Hertz is a company that has been involved with automobiles since 1923. At one point they were part of the Yellow Coach company, a manufacturer of buses that eventually became part of GM. In the 1960s, Shelby built a run of special cars for the rental car agency: the GT350H.

The GT350 is powered by a 4.7-liter V-8 that was modified by Shelby to put out 306 horsepower. The Hertz cars were almost all painted black with gold stripes. Dubbed “Rent-a-Racer,” the GT350H could be picked up at your local Hertz counter – if you were a member of their Sports Car Club.

Back in the day, people rented these and entered them in SCCA events. The fun legend is that some would be returned to Hertz with remnants of a welded-in roll cage. There were 999 of these built – and those that hadn’t been totaled in racing accidents (it had to have happened at least once) were returned to Ford after a specified amount of time. Ford removed any go-fast parts aspiring race car drivers may have installed and then flipped the cars onto the public market.

Imagine something like this today.

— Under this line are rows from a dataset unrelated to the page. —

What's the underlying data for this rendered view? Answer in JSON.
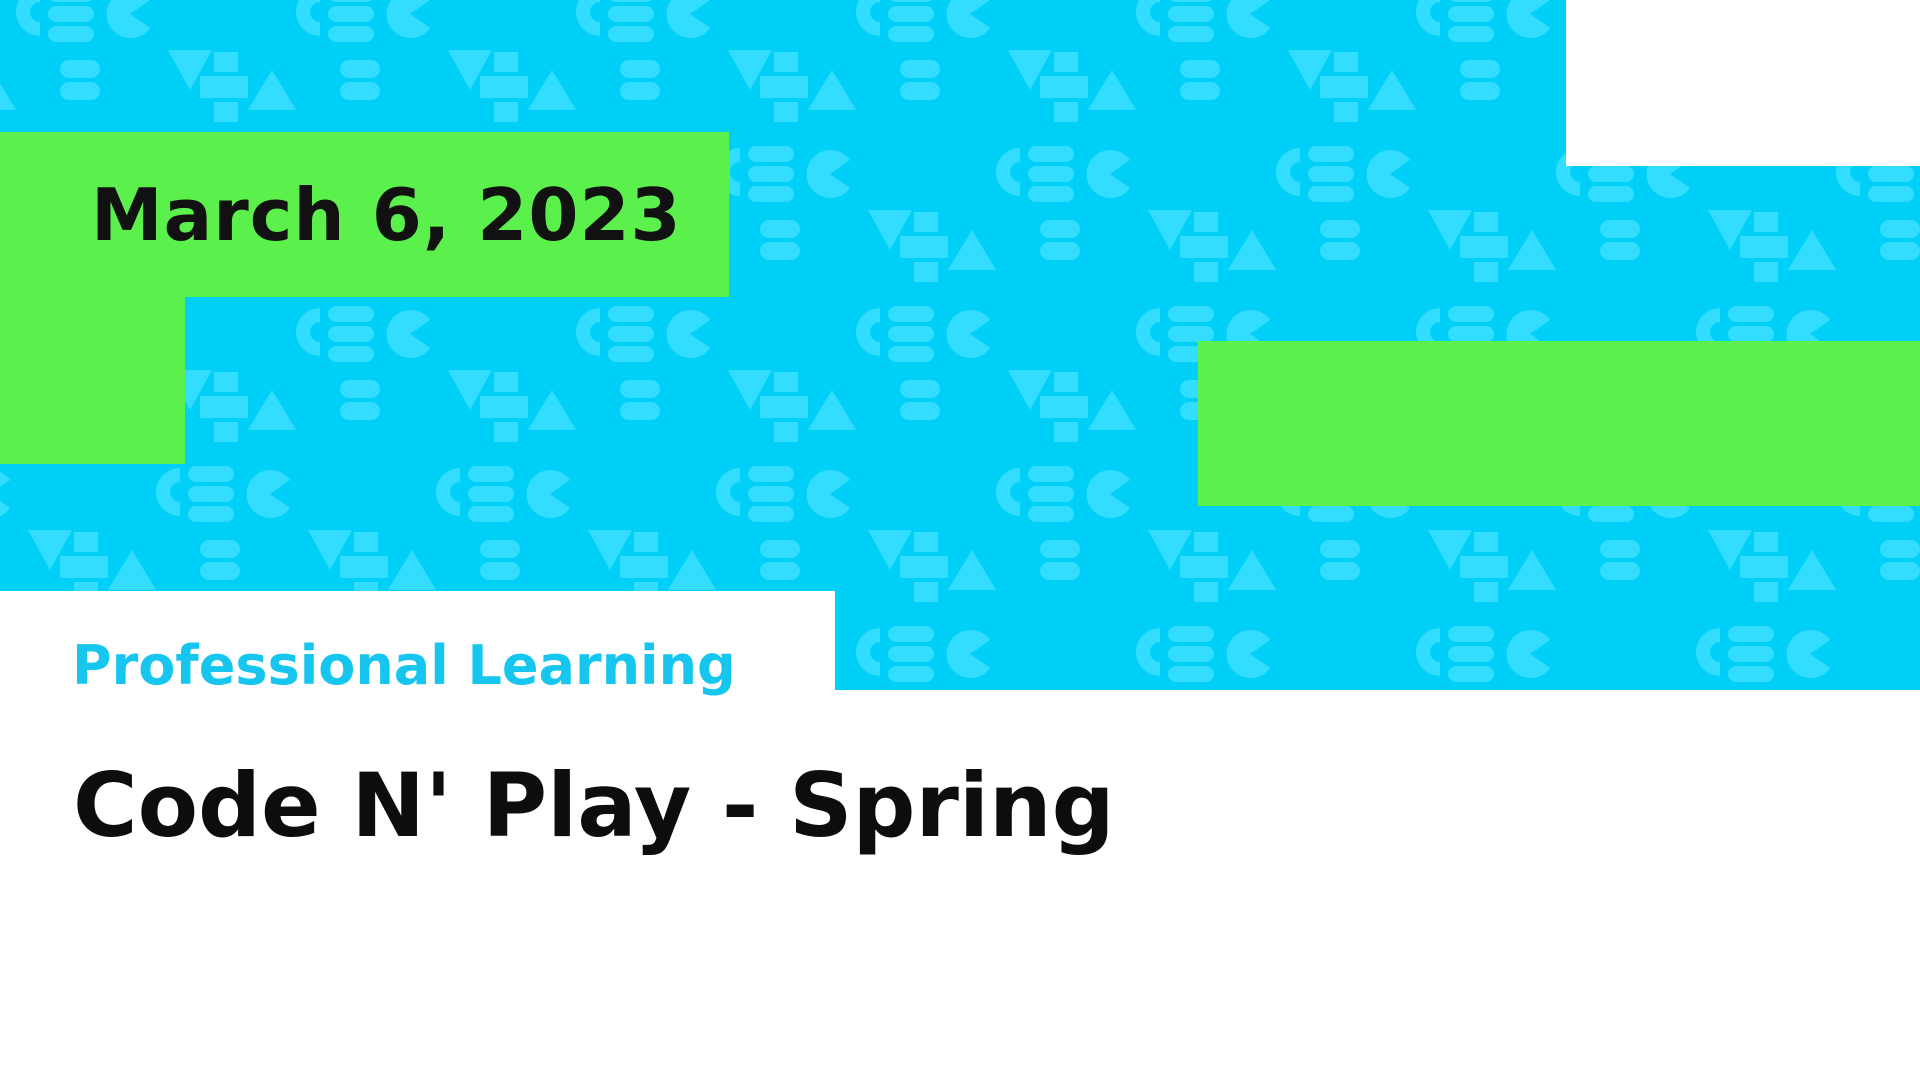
{
  "slide": {
    "date": "March 6, 2023",
    "eyebrow": "Professional Learning",
    "title": "Code N' Play - Spring"
  },
  "colors": {
    "pattern_background": "#00d0f8",
    "pattern_shapes": "#33ddff",
    "accent_green": "#5bf04b",
    "eyebrow_text": "#16c6ef",
    "title_text": "#0d0d0d",
    "page_background": "#ffffff"
  },
  "pattern": {
    "motif": "CS logo shapes (C, S, pac-man, triangles, blocks)"
  }
}
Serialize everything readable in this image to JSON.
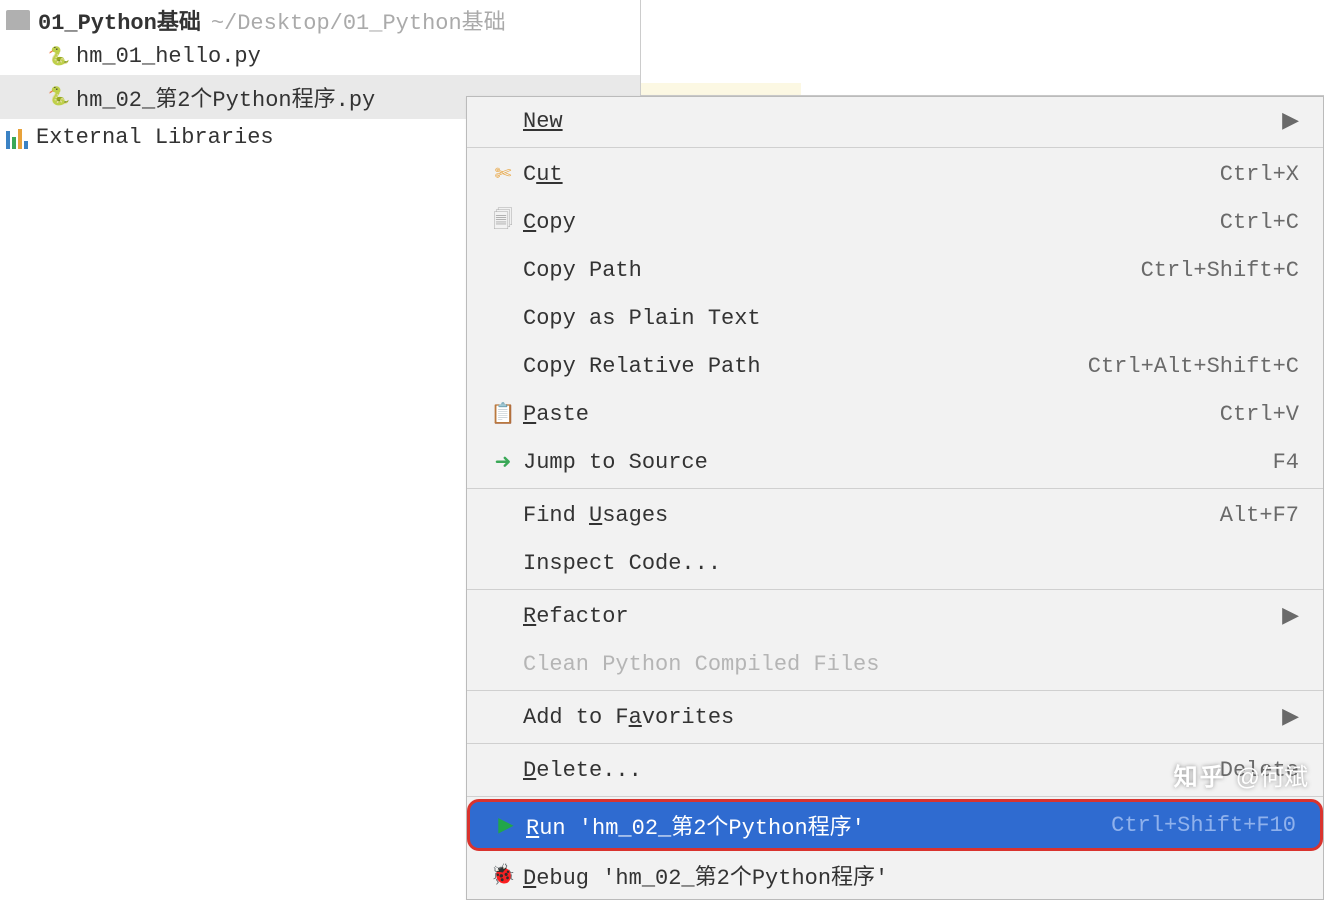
{
  "project": {
    "name": "01_Python基础",
    "path": "~/Desktop/01_Python基础"
  },
  "tree": {
    "file1": "hm_01_hello.py",
    "file2": "hm_02_第2个Python程序.py",
    "external": "External Libraries"
  },
  "menu": {
    "new": "New",
    "cut": "Cut",
    "cut_pre": "C",
    "cut_post": "ut",
    "cut_sc": "Ctrl+X",
    "copy_pre": "C",
    "copy_post": "opy",
    "copy_sc": "Ctrl+C",
    "copy_path": "Copy Path",
    "copy_path_sc": "Ctrl+Shift+C",
    "copy_plain": "Copy as Plain Text",
    "copy_rel": "Copy Relative Path",
    "copy_rel_sc": "Ctrl+Alt+Shift+C",
    "paste_pre": "P",
    "paste_post": "aste",
    "paste_sc": "Ctrl+V",
    "jump": "Jump to Source",
    "jump_sc": "F4",
    "find_pre": "Find ",
    "find_u": "U",
    "find_post": "sages",
    "find_sc": "Alt+F7",
    "inspect": "Inspect Code...",
    "refactor_pre": "R",
    "refactor_post": "efactor",
    "clean": "Clean Python Compiled Files",
    "fav_pre": "Add to F",
    "fav_u": "a",
    "fav_post": "vorites",
    "delete_pre": "D",
    "delete_post": "elete...",
    "delete_sc": "Delete",
    "run_pre": "R",
    "run_post": "un 'hm_02_第2个Python程序'",
    "run_sc": "Ctrl+Shift+F10",
    "debug_pre": "D",
    "debug_post": "ebug 'hm_02_第2个Python程序'"
  },
  "watermark": {
    "logo": "知乎",
    "author": "@何斌"
  }
}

It would never happen. It’s like if you could roll up to Avis and request a new Dodge Demon to take to the drag strip. Society, as litigious as it has become, would never allow for it. This is a piece of motoring history because it is a product of its time. And because of that, it is really, really cool. This well documented, well presented example can be yours. Click here for more info and here for more from this sale.

Update: Sold $120,000.

Ford Cortina Lotus Mk I

1966 Ford Cortina Lotus Mk I

Offered by Historics at Brooklands | July 8, 2017

Photo – Historics at Brooklands

This one’s a classic – and in a classic livery. The Ford Cortina was a large (for England) family car offered as a two or four-door sedan (or wagon). Built by Ford UK, the first generation was available between 1962 and 1966. The nameplate continued on European Ford vehicles through 1986.

This hot Lotus version of the Cortina came about after Colin Chapman had someone build a twin-cam version of the Kent engine that normally powered the Cortina. Ford must’ve liked it so much that they asked Chapman to fit the engine to some Cortinas so they could homologate it for racing. They were assembled and tuned by Lotus, but sold through Ford dealers in the U.K. It was a factory two-door hot rod that predated the muscle car era, with the first generation of the Lotus Cortina having been sold between 1963 and 1966.

That Lotus-tuned engine is a 1.6-liter twin-cam straight-four that puts out 105 horsepower. There are a bunch of lightweight, go-fast parts attached too, and just about all of the 1,000 examples constructed were painted white with the green stripes. This car was made roadworthy in 2014. It’s a great example of a sought after car that has gained credibility in collector circles on both sides of the Atlantic. It should bring between $45,000-$52,000. Click here for more info and here for more from this sale.

Update: Sold $56,976.